“National security experts have raised concerns about TikTok’s collection and handling of user data, including user content and communications, IP addresses, location-related data, metadata, and other sensitive personal information,” Schumer wrote in a Nov. 7 letter to McCarthy.

Schumer said he was especially concerned about Chinese laws requiring domestic companies “to support and cooperate with intelligence work controlled by the Chinese Communist Party.”

Ryan McCarthy speaking about TikTok
Ryan McCarthy, the nominee to the Secretary of the Army, speaks during his Senate Armed Services Committee confirmation hearing, in Washington. VOA

The Committee on Foreign Investment in the United States (CFIUS) has launched a national security review of TikTok owner Beijing ByteDance Technology Co.’s $1 billion acquisition of U.S. social media app Musical.ly.

TikTok did not immediately respond to a request for comment.

The company has previously emphasized its independence from China but has failed to assuage congressional concerns about the security of the personal data of U.S. citizens who use the platform and whether content on the platform is subject to any censorship from Beijing.

In a Nov. 5 blog post, TikTok’s U.S. general manager, Vanessa Pappas, said that the company’s data centers “are located entirely outside of China.” She said U.S. user data is stored in the United States, with backup redundancy in Singapore.

ByteDance is one of China’s fastest-growing startups. About 60% of TikTok’s 26.5 million monthly active users in the United States are between the ages of 16 and 24, the company said this year.

Earlier this year, Schumer also called on the FBI and the Federal Trade Commission to conduct a national security and privacy investigation into FaceApp, a face-editing photo app developed in Russia.

ALSO READ: U.S. Army Sparks an Industry Battle After it Looks For Robots.

The potential for the sharing of army information through the use of apps was highlighted after researchers found in 2018 that fitness-tracking app Strava was inadvertently exposing military posts and other sensitive sites.

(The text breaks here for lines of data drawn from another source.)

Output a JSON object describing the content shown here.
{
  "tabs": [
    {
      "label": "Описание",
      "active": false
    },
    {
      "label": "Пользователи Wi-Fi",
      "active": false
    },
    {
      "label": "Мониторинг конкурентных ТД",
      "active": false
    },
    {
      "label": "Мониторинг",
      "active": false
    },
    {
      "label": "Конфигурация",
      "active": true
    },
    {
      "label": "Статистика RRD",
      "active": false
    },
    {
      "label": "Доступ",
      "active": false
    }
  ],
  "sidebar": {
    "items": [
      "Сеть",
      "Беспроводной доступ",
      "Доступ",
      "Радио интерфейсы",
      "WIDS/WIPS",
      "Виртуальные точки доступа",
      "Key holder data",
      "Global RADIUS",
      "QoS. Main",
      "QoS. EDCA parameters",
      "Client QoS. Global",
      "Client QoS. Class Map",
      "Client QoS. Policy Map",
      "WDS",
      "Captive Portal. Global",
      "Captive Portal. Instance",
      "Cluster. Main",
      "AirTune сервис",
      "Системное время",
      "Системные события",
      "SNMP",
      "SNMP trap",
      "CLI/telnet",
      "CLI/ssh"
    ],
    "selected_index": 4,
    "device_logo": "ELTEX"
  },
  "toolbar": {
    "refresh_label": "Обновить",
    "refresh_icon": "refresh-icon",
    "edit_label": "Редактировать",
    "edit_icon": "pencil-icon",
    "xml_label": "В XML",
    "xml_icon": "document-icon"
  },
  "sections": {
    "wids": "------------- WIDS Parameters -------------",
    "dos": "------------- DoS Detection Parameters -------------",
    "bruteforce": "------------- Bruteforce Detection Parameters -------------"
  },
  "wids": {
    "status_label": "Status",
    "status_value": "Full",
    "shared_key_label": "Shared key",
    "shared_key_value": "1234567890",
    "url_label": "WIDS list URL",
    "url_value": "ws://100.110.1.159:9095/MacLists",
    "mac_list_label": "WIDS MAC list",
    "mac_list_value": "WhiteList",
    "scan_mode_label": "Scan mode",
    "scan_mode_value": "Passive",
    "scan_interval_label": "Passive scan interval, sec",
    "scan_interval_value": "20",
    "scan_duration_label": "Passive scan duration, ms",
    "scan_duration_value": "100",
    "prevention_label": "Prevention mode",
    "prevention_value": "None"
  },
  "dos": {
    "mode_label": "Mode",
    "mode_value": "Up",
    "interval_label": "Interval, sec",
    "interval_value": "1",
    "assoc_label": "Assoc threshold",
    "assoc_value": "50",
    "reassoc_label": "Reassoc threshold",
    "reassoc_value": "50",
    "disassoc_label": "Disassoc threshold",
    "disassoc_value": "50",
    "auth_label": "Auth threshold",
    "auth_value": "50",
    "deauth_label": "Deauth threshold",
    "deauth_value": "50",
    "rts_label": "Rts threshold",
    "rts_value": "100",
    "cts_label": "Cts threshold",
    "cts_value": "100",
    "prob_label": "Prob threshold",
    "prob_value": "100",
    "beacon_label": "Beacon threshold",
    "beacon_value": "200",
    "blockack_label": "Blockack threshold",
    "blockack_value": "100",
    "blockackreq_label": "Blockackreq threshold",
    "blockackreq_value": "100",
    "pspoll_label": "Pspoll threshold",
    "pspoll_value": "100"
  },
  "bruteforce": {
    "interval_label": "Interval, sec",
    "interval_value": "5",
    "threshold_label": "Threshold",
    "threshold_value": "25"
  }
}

In 2017, the Army ordered its members to stop using drones made by Chinese manufacturer SZ DJI Technology Co Ltd because of “cyber vulnerabilities” in the products. (VOA)